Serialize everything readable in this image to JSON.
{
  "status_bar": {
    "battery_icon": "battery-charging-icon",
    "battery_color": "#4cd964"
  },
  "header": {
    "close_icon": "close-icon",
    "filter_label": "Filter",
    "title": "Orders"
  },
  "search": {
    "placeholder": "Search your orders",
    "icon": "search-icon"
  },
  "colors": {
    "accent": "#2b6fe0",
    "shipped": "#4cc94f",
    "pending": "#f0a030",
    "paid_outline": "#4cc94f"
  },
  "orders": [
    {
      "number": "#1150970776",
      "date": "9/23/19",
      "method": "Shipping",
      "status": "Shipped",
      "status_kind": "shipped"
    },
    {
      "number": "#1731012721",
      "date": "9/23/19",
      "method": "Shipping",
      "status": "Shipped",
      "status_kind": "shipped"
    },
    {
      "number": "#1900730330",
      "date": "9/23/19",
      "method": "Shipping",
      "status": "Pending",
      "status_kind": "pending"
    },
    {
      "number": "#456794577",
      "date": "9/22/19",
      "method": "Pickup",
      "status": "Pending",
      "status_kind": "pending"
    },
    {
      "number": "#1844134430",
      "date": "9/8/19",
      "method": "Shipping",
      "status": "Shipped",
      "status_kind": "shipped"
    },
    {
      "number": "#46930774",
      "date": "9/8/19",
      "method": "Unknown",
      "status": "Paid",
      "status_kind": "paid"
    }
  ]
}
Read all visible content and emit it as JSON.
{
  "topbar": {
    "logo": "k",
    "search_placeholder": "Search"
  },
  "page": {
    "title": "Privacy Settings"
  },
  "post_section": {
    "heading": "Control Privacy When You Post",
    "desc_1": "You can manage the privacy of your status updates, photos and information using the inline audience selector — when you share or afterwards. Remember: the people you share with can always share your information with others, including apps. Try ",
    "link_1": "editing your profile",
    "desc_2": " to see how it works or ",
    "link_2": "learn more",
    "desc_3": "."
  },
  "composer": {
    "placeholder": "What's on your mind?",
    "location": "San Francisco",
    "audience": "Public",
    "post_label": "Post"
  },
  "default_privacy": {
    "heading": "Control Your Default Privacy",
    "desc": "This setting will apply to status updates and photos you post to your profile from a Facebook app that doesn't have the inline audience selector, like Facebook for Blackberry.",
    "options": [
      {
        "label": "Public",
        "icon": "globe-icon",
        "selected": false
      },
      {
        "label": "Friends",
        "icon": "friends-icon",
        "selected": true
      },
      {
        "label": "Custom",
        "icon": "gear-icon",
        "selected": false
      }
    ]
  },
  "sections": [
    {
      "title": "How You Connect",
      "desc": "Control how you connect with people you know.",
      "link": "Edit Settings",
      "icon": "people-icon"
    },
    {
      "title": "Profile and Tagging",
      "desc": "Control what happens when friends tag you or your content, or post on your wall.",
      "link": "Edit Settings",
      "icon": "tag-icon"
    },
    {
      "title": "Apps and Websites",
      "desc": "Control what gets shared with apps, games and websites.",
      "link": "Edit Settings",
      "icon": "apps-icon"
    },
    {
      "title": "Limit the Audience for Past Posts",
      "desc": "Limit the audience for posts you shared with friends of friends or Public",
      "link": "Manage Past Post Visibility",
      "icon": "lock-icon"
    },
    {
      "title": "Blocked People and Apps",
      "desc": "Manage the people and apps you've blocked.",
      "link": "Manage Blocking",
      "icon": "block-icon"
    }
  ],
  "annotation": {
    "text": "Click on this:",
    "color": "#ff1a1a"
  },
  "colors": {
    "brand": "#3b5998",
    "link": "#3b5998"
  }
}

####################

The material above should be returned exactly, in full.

Serialize everything readable in this image to JSON.
{
  "status_bar": {
    "battery_icon": "battery-charging-icon",
    "battery_color": "#4cd964"
  },
  "header": {
    "close_icon": "close-icon",
    "filter_label": "Filter",
    "title": "Orders"
  },
  "search": {
    "placeholder": "Search your orders",
    "icon": "search-icon"
  },
  "colors": {
    "accent": "#2b6fe0",
    "shipped": "#4cc94f",
    "pending": "#f0a030",
    "paid_outline": "#4cc94f"
  },
  "orders": [
    {
      "number": "#1150970776",
      "date": "9/23/19",
      "method": "Shipping",
      "status": "Shipped",
      "status_kind": "shipped"
    },
    {
      "number": "#1731012721",
      "date": "9/23/19",
      "method": "Shipping",
      "status": "Shipped",
      "status_kind": "shipped"
    },
    {
      "number": "#1900730330",
      "date": "9/23/19",
      "method": "Shipping",
      "status": "Pending",
      "status_kind": "pending"
    },
    {
      "number": "#456794577",
      "date": "9/22/19",
      "method": "Pickup",
      "status": "Pending",
      "status_kind": "pending"
    },
    {
      "number": "#1844134430",
      "date": "9/8/19",
      "method": "Shipping",
      "status": "Shipped",
      "status_kind": "shipped"
    },
    {
      "number": "#46930774",
      "date": "9/8/19",
      "method": "Unknown",
      "status": "Paid",
      "status_kind": "paid"
    }
  ]
}
Read all visible content and emit it as JSON.
{
  "topbar": {
    "logo": "k",
    "search_placeholder": "Search"
  },
  "page": {
    "title": "Privacy Settings"
  },
  "post_section": {
    "heading": "Control Privacy When You Post",
    "desc_1": "You can manage the privacy of your status updates, photos and information using the inline audience selector — when you share or afterwards. Remember: the people you share with can always share your information with others, including apps. Try ",
    "link_1": "editing your profile",
    "desc_2": " to see how it works or ",
    "link_2": "learn more",
    "desc_3": "."
  },
  "composer": {
    "placeholder": "What's on your mind?",
    "location": "San Francisco",
    "audience": "Public",
    "post_label": "Post"
  },
  "default_privacy": {
    "heading": "Control Your Default Privacy",
    "desc": "This setting will apply to status updates and photos you post to your profile from a Facebook app that doesn't have the inline audience selector, like Facebook for Blackberry.",
    "options": [
      {
        "label": "Public",
        "icon": "globe-icon",
        "selected": false
      },
      {
        "label": "Friends",
        "icon": "friends-icon",
        "selected": true
      },
      {
        "label": "Custom",
        "icon": "gear-icon",
        "selected": false
      }
    ]
  },
  "sections": [
    {
      "title": "How You Connect",
      "desc": "Control how you connect with people you know.",
      "link": "Edit Settings",
      "icon": "people-icon"
    },
    {
      "title": "Profile and Tagging",
      "desc": "Control what happens when friends tag you or your content, or post on your wall.",
      "link": "Edit Settings",
      "icon": "tag-icon"
    },
    {
      "title": "Apps and Websites",
      "desc": "Control what gets shared with apps, games and websites.",
      "link": "Edit Settings",
      "icon": "apps-icon"
    },
    {
      "title": "Limit the Audience for Past Posts",
      "desc": "Limit the audience for posts you shared with friends of friends or Public",
      "link": "Manage Past Post Visibility",
      "icon": "lock-icon"
    },
    {
      "title": "Blocked People and Apps",
      "desc": "Manage the people and apps you've blocked.",
      "link": "Manage Blocking",
      "icon": "block-icon"
    }
  ],
  "annotation": {
    "text": "Click on this:",
    "color": "#ff1a1a"
  },
  "colors": {
    "brand": "#3b5998",
    "link": "#3b5998"
  }
}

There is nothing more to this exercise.